Wednesday, March 17, 2010
Over half the roof of the Hyner house is now metal tiled. Great sheets of the stuff have been pulled up on the roof for the past three days. Inside a variety of work continues. Ceiling panels are going up in most rooms as well as windows. Those in each bathroom are frosted for greater privacy. The steel security grilles for the larger windows are being created quite rapidly, just waiting for their decorative leaf design to be added and then it’s painting time. On the roof cappings are also starting to appear over the joins and a large gutter runs the whole width of the back of the lanai/viewing deck. Finishing touches are being made to the master bedroom ceiling prior to raising the floor with more concrete and applying the floor tiles. We have selected spotlights.
In addition more materials have been delivered for the perimeter wall and we have engaged an electrician to install lighting on the wall pillars and security floodlights. Materials cost has been calculated and we will negotiate shortly on the labour rate. We are also in discussions with our perimeter wall contractor regarding a pool, having already received a bid from Northcon, our main house contractor. Our wall contractor was responsible for the construction of a large public swimming pool, paddling pool and jakuzzi at Waterworld in the barangay of Ramon so we will be interested in obtaining a comparison quote from them. Depending on what offers we get, the remaining backfill and the entrance driveway are projects we may handle independently.
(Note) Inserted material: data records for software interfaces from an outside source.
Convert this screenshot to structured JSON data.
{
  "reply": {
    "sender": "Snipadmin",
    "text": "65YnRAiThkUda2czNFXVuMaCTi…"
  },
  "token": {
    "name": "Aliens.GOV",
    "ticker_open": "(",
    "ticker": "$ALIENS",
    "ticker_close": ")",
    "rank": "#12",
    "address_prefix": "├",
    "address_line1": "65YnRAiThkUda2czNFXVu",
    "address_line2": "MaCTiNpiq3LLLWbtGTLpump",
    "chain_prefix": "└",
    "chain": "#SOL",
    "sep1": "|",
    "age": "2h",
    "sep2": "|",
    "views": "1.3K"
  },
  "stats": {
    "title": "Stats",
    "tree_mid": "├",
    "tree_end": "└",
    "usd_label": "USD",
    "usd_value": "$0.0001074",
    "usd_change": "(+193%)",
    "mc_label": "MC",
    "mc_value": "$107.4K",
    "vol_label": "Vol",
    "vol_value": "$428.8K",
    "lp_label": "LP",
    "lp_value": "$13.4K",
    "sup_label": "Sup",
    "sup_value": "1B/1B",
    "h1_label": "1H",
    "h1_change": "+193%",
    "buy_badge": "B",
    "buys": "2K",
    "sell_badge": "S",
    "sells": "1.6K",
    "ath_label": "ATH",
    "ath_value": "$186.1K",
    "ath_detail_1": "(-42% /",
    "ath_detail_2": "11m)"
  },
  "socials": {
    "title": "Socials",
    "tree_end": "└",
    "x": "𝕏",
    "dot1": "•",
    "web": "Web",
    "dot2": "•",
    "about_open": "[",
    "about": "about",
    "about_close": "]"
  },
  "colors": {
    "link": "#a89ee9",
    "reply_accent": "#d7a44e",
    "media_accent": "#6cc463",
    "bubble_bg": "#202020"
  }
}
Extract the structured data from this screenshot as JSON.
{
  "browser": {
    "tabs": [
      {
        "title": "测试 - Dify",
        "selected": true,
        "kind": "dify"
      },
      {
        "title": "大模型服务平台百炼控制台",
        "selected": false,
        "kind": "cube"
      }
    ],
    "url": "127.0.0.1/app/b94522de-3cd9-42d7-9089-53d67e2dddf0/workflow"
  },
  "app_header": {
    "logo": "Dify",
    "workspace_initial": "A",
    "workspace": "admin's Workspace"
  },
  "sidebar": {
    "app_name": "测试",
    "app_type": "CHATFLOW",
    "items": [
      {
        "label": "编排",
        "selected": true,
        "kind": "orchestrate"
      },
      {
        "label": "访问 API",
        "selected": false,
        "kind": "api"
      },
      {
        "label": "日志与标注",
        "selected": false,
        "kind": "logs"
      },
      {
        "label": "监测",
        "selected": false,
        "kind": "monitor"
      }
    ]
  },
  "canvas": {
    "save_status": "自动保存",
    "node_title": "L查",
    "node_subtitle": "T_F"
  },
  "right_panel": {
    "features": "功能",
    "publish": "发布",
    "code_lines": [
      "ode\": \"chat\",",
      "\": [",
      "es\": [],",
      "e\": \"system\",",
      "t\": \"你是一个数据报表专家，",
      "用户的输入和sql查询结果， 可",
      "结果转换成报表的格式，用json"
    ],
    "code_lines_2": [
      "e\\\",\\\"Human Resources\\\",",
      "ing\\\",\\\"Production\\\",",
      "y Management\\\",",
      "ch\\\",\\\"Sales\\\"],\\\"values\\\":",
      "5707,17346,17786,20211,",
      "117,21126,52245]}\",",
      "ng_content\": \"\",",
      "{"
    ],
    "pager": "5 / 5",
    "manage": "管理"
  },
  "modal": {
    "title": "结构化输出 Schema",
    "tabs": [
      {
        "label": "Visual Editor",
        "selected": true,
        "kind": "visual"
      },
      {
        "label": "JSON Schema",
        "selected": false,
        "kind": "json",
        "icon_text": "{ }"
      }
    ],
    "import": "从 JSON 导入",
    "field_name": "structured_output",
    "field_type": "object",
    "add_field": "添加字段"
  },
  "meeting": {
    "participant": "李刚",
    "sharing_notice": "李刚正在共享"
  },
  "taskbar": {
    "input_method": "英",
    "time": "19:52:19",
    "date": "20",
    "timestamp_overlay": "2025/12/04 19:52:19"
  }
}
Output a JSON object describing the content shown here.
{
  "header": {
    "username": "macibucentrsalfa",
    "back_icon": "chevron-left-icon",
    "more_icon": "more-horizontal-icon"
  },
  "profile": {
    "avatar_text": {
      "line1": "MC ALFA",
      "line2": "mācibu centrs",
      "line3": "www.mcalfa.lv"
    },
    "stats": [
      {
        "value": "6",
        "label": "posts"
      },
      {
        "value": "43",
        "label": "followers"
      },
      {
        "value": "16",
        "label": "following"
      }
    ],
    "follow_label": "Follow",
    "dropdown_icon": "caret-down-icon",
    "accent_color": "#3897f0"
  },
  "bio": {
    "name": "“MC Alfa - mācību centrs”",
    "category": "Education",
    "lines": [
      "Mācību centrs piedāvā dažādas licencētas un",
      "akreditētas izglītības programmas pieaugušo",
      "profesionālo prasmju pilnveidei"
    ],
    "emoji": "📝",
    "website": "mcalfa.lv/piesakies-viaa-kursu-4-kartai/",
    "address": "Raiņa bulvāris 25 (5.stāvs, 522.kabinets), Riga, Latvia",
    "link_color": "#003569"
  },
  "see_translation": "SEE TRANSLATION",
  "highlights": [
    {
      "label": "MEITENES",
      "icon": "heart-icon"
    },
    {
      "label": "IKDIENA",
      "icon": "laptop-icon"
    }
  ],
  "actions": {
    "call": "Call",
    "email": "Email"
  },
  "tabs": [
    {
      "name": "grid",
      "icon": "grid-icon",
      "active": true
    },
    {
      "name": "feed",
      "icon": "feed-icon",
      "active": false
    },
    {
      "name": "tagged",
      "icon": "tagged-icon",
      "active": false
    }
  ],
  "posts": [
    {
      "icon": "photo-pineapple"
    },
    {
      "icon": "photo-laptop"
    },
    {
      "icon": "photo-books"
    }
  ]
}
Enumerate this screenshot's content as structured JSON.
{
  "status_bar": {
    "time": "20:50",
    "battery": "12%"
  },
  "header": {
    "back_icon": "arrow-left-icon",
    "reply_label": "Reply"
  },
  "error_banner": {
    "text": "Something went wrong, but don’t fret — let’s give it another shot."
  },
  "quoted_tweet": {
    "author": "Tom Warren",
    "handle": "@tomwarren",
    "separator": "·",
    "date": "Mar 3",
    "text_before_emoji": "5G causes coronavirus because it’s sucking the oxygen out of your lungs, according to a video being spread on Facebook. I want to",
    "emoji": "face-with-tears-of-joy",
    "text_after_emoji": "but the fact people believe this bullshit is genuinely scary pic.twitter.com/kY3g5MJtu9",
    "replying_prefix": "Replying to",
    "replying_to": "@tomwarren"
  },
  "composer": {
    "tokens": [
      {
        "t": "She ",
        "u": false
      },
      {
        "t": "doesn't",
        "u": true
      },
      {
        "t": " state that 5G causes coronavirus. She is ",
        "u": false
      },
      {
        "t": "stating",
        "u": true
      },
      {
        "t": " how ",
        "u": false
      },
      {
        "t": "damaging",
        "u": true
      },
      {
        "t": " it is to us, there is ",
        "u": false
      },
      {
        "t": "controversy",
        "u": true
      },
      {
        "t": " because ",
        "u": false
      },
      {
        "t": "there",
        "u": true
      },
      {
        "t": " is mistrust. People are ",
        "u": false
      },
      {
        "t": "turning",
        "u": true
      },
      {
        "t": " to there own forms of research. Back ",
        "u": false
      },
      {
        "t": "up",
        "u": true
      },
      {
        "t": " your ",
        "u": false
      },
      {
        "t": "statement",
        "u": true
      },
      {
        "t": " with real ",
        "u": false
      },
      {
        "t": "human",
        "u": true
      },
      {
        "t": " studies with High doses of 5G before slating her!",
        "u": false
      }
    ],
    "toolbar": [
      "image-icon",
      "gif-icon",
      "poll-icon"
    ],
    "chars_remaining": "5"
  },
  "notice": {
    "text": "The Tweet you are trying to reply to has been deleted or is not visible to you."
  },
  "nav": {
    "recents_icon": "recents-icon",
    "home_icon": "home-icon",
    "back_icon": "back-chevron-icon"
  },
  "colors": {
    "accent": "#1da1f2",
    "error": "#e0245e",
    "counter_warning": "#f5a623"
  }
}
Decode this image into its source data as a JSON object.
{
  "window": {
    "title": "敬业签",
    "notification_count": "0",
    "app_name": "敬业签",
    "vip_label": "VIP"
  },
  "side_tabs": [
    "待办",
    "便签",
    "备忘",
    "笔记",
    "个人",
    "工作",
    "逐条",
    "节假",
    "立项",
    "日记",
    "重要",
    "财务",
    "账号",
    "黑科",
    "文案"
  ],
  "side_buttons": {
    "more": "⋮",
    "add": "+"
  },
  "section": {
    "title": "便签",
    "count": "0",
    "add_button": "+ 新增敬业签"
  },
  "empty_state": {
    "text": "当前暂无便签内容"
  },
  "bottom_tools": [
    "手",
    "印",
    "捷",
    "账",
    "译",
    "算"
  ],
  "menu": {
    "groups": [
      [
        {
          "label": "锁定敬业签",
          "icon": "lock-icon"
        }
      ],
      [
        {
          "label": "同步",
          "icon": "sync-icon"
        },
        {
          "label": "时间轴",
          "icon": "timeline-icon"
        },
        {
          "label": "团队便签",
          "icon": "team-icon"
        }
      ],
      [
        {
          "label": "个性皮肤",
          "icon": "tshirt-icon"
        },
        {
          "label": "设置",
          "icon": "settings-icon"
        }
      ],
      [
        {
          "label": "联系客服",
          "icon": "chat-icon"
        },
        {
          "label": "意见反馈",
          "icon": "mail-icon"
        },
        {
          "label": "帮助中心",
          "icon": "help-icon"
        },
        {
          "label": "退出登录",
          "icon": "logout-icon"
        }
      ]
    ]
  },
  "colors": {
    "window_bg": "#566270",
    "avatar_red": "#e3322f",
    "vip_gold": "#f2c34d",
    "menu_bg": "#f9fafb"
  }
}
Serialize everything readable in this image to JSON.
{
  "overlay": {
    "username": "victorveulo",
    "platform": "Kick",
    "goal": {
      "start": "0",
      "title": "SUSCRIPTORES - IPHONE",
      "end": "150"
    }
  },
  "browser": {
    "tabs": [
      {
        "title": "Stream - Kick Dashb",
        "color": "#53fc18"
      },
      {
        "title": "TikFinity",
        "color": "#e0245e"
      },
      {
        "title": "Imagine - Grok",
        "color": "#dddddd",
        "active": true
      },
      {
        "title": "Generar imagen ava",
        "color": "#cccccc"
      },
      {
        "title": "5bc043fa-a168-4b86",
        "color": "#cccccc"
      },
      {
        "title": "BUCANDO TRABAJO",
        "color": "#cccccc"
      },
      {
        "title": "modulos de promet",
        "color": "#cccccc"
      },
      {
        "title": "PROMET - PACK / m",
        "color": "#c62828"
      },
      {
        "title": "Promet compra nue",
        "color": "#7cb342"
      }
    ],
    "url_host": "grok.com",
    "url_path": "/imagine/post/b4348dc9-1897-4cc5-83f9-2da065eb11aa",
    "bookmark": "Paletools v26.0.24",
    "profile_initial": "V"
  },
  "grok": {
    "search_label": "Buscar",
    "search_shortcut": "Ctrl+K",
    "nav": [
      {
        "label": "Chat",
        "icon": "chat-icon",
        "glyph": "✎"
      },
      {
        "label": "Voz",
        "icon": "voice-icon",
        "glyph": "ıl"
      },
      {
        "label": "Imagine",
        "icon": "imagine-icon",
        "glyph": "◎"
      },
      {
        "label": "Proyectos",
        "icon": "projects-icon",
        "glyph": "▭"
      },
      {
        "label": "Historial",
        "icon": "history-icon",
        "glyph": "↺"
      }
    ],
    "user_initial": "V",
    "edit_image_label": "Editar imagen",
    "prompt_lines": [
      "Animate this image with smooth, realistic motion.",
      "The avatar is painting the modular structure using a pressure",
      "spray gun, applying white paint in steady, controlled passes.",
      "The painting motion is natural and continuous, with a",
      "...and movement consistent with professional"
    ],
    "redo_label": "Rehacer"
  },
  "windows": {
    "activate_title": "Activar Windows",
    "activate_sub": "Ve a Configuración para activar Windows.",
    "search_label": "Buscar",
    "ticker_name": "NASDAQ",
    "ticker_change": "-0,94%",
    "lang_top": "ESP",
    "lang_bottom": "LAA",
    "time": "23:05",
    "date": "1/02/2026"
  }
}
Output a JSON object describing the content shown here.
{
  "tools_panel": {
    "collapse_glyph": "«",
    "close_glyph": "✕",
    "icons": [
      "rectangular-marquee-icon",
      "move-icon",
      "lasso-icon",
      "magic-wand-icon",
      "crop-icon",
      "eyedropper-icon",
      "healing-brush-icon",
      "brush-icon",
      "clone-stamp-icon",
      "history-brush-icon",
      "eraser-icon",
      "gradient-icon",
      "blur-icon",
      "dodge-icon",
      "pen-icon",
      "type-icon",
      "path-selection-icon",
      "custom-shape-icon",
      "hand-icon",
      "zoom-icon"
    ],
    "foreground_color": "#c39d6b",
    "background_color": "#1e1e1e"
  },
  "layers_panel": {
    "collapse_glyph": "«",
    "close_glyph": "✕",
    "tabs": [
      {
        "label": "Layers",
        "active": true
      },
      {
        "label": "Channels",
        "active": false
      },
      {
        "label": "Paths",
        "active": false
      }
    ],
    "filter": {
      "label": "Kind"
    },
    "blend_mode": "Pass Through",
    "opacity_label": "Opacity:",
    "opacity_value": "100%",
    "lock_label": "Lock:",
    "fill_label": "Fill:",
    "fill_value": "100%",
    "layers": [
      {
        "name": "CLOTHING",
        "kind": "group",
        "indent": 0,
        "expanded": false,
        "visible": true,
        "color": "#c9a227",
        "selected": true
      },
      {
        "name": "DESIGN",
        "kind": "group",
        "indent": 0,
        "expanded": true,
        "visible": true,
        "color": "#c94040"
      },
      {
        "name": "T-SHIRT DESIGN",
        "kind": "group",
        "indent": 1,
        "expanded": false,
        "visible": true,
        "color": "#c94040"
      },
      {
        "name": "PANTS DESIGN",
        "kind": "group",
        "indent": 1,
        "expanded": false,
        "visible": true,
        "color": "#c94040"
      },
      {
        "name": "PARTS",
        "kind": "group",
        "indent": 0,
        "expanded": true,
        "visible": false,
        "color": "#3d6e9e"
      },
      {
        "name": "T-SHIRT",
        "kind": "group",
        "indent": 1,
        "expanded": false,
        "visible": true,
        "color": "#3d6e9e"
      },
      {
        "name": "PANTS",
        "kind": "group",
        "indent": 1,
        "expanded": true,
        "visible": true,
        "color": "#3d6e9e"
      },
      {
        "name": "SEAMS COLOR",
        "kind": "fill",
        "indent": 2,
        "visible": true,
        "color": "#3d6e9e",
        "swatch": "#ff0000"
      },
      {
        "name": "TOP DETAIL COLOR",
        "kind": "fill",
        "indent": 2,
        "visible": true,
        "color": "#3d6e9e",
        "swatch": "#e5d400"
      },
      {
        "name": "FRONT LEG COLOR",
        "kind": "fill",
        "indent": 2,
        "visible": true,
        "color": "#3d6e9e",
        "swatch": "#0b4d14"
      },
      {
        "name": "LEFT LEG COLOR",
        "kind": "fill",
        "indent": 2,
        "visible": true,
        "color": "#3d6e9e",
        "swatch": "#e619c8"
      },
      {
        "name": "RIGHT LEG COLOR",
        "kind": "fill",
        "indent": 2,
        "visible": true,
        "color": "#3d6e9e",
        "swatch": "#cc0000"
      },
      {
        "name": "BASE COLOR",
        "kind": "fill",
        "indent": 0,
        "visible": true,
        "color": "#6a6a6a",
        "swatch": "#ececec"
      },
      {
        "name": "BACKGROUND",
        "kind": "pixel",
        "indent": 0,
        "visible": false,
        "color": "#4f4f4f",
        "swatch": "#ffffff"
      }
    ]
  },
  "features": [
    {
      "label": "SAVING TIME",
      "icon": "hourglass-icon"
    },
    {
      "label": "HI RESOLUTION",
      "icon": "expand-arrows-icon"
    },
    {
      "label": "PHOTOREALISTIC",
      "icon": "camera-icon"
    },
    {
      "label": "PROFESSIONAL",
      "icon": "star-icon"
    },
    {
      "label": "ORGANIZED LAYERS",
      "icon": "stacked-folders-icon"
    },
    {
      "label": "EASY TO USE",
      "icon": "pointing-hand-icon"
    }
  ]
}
There are due to be rotated power cuts this week because of the impact of the long drought on HEP. So this will disrupt progress on finishing where power tools are required and this includes the roof.
Every time we visit there is some feature being added that we had forgotten about. For instance the doorway between the dirty kitchen and the open laundry area has a molding around it as it is an outside door. All the outer doors apparently have these. I dread to think what these extra embellishments would cost to do in the UK, but then the whole house would be much more expensive, not to mention the land.
The average cost of a house in the UK is now £222,000 (P15.5M). In the south-east of England, even a two bed terrace house (joined at either side in a row of similar properties) will set you back over £160,000. Take an architect-designed house on three quarters of a hectare of land, similar to what we are building here, in the UK and you on another planet pricewise. Way beyond our means. But here you can have that dream home for less than the price of a UK terrace house.
The exchange rate of the pound vs peso is tragic at the moment but the compensation is that 1000 pennies (or £10) is the equivalent of a week’s wages for an average worker here. Hence you get a lot more for your money here when you want to build a house or run a farm or do many things. People are desperate for work so it’s a win win situation. You are providing much needed employment and they create an asset for you that you wouldn’t be able to afford in the UK.